To the upper left hand side of the “Sadāparibhūta Bodhisattva” was painted with the chapter of “Tathāgata’s Magic Power”. This chapter writes that the Buddha has boundless magic power, but “everything including the Dharmas of the Buddha, the magic power of the Buddha, the secrete scriptures collected by the Buddha, and all profound things of the Buddha have been revealed and explained in this Sutra”. In the painting, there is a room of Buddhist sutras, and a small table is placed in the center. A monk is sitting right in the middle, chanting the sutras. Near the table sits a Upasika, who is listening to the sutras. Outside the room, two persons are walking towards the chamber, with one of them pointing at the room.
The east slope of the cave is painted with the chapter of “Zokuruin”. A Buddha is standing on a lotus flower, along with two Attendant Bodhisattvas. In front of the Buddha kneels another Bodhisattva. The Buddha stretches his left hand to rub his head. Rubbing the head is a form of Zokurui, which means “giving instructions while rubbing the head”. The chapter starts with “At that time, the Sakyamuni rises from his throne, and applies his great magic power to rub the head of the Bodhisattva with his right hand”. After rubbing his head for three times, the Buddha began to speak. Rubbing the head is the only content of this chapter that can be depicted in the form of painting.
To the north of the entrance, on the east wall is a painting of the chapter of the “Past Life Stories of Subhavyuha-raja”. The chapter mainly preaches that Mahayana is changing the non-Buddhists, making them convert to Buddhism and accept the One Buddha Vehicle of the Lotus Sutra. The King of Light and Majesty was a non-Buddhist, who believed deeply in Brahmanism. His wife Vimaladatta, and his two sons Vimalagarbha and Vimalanetra, however, are all cultivating along the Bodhisattva Path for a long time. They set up various expedients according to the Buddha in an effort to inspire and influence the King to convert to Buddhism. In the end, the King gave up his throne and led his wife, two sons, and other relatives to convert to Buddhism. The mural dates back to the height of Tang Dynasty, but the is quite simple.

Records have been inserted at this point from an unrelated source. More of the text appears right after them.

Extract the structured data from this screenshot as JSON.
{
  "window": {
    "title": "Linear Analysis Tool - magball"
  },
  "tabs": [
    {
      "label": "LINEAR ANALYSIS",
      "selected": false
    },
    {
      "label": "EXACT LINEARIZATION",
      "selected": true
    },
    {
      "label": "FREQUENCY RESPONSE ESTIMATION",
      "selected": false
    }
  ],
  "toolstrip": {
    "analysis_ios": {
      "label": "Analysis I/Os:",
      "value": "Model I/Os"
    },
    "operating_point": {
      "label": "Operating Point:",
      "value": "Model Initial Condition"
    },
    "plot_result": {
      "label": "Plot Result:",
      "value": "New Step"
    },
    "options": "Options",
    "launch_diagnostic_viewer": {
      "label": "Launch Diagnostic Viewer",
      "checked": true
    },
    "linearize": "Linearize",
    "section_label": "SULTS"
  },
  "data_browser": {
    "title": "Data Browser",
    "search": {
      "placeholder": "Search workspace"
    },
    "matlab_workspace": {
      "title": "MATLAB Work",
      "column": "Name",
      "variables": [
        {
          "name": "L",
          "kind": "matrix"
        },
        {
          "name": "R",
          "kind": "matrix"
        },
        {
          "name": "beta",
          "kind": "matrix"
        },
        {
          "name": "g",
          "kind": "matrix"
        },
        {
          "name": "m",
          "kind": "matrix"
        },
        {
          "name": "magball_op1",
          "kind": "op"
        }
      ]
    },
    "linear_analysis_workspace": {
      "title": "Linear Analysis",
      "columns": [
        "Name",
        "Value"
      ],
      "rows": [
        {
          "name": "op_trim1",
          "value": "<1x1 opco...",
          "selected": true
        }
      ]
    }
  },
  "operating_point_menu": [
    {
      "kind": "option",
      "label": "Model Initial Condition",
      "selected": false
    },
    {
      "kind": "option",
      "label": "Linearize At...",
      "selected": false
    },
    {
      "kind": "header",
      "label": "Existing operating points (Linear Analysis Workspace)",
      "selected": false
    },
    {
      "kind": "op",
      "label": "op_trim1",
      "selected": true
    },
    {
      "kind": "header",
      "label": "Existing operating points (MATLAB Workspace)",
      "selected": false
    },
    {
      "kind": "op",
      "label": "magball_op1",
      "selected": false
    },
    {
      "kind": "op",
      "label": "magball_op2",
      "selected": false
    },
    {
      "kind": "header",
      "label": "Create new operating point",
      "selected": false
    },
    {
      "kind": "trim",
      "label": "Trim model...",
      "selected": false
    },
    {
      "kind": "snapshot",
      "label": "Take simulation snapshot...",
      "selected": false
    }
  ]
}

The compositions of murals in this cave is very distinctive. They adopted a centripetal layout. In the center, the scene of the Griddhakuta Dharma Assembly is surrounded by stories from the Lotus Sutra. This layout should have been influenced by the centripetal Pure Land illustrations from Chang’an and Kaifeng. Such a large centripetal illustration may have been introduced from Chang’an to Dunhuang in the 14th year of Zhenguan (640 A.D.), as the Tang army, led by Hou Junji, pacified Chotscho and opened up the Silk Road.
In short, the murals in Cave 23 showcases the contents from the Lotus Sutra, which feature vivid pictures of high values. Therefore, the cave is called the “Lotus Sutra Cave”. The customs and living scenes revealed by the murals are to certain extent beyond the framework of religious publicity, but allowed us to understand the social phenomena in history while being delighted by the pleasure from artistic appreciation. Knowing the content from the Lotus Sutra is of great significance for us to comprehensively understand and correctly evaluate the artistic achievements of ancient China in this cave.